Types of Distribution

ProUCL provides goodness-of-fit tests for normal, lognormal, and gamma distributions for uncensored data sets (without nondetectsLaboratory analytical result known only to be below the method detection limit (MDL), or reporting limit (RL); see "censored data" (Unified Guidance).) as well as left-censored dataValues that are reported as nondetect. Values known only to be below a threshold value such as the method detection limit or analytical reporting limit (Helsel 2005). sets (with nondetect observations.)


Plots available in ProUCL include box plots, histograms, quantile-quantile (Q-Q) plots for normal, lognormal, and gamma distributions, and normal probability plots. Multiple normal Q-Q plots by groups provide a point-by-point comparison of data from multiple groups (monitoring wells). These graphs can also be used on data sets with nondetect observations. Although the program offers some options for editing the output plots, the process is limited.

Primary Uses for Groundwater Data Analyses

As the name implies, ProUCL was initially developed to provide a package for computing statistical intervals. Iterations of the software have provided additional statistical tools as well as improvements to the original. Version 5.0 provides for upper confidence limits, upper prediction limits, upper tolerance limits, and upper simultaneous limits for data sets with and without nondetect observations covering a wide range of data skewness and sample sizes. Depending upon the sample size, data distribution, and number of detects present, ProUCL 5.0 provides suggestions and cautions on the output results. Other available tests that may apply to groundwater monitoring include analysis of variance (ANOVA)A statistical method for identifying differences among several population means or medians., trend evaluation, outlier, and goodness-of-fit tests. The sample size module of ProUCL computes DQOdata quality objectives-based sample sizes needed to address statistical requirements of environmental projects. The sample size module can also be used to perform powerSee "statistical power." evaluations in retrospect.

Although ProUCL software does not perform more in-depth statistical evaluations or address issues of definition and investigation, it is a good fit for many sites.




Singh, Anita and Nocerino, John. 1997. "Robust Intervals for Some Environmental Applications." The Journal of Chemometrics and Intelligent Laboratory Systems, Vol. 37: 55-69.

Singh, A.K., Singh, A., and Engelhardt, M. 1997. The Lognormal Distribution in Environmental Applications. Technology Support Center Issue Paper, 182CMB97. EPA/600/R-97/006, December.

Singh, A., Maichle, R., and Lee, S. 2006. On the Computation of a 95% Upper Confidence Limit of the Unknown Population Mean Based Upon Data Sets with Below Detection Limit Observations. EPA/600/R-06/022, March. http://www.epa.gov/land-research/proucl-software.

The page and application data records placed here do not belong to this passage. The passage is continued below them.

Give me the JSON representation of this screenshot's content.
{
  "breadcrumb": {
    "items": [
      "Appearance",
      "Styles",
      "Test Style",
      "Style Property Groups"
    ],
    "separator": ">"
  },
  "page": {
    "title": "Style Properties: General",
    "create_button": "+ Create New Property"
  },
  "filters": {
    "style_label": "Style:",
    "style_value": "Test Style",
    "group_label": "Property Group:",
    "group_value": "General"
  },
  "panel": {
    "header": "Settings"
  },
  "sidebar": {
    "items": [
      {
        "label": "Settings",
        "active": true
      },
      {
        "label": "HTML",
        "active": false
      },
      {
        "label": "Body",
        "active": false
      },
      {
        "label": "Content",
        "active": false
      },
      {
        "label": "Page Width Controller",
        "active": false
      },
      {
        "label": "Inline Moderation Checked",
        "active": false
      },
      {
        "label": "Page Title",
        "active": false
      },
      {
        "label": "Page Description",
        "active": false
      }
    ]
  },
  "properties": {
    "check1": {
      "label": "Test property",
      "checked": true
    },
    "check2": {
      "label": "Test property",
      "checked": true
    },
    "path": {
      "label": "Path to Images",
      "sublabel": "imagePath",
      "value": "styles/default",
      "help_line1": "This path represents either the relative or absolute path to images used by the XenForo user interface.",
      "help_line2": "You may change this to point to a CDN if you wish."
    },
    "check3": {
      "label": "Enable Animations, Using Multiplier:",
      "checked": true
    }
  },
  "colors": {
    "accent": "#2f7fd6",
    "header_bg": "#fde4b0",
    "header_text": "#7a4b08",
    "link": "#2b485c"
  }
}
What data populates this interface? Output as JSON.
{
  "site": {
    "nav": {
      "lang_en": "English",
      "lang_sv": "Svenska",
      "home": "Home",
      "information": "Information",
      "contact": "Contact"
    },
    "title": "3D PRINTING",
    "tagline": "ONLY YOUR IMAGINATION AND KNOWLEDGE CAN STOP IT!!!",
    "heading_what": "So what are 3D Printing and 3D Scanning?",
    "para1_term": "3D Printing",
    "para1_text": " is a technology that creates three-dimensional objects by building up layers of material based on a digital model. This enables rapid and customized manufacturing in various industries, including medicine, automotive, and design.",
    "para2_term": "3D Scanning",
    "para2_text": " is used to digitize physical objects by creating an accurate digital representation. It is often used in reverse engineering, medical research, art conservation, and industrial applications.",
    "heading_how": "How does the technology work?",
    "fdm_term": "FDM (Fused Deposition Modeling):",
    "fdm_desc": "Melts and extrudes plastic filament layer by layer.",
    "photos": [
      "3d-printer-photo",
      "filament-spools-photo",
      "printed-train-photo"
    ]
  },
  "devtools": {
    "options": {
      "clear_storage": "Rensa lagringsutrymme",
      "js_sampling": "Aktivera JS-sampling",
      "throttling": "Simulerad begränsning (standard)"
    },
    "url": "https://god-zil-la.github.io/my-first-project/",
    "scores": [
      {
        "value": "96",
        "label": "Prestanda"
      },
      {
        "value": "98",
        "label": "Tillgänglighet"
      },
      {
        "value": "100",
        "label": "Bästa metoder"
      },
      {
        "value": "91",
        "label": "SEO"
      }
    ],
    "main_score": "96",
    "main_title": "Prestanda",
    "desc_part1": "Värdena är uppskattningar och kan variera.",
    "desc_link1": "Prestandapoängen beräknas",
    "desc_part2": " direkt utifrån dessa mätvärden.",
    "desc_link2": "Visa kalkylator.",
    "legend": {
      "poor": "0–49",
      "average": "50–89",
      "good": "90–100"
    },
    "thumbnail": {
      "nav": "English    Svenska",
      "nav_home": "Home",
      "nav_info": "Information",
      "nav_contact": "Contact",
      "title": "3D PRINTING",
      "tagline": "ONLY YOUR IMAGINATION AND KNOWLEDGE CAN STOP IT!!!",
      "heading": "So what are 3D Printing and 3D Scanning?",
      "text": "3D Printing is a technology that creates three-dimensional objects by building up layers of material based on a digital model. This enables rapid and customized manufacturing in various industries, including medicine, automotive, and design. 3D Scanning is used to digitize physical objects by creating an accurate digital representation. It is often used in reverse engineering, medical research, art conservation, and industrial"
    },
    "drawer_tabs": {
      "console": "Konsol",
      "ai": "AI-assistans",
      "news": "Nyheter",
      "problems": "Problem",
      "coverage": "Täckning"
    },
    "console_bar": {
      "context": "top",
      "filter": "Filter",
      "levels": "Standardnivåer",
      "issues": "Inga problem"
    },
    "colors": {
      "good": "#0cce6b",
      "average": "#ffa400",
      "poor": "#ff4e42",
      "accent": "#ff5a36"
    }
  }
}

Singh, A., Singh, A.K., and Iaci, R.J. 2002. Estimation of the Exposure Point Concentration Term Using a Gamma Distribution. EPA/600/R-02/084, October. http://www.epa.gov/osp/hstl/tsc/software.htm.


Publication Date: December 2013

Permission is granted to refer to or quote from this publication with the customary acknowledgment of the source (see suggested citation and disclaimer).


This web site is owned by ITRC.

1250 H Street, NW • Suite 850 • Washington, DC 20005

(202) 266-4933 • Email: [email protected]

Terms of Service, Privacy Policy, and Usage Policy


ITRC is sponsored by the Environmental Council of the States.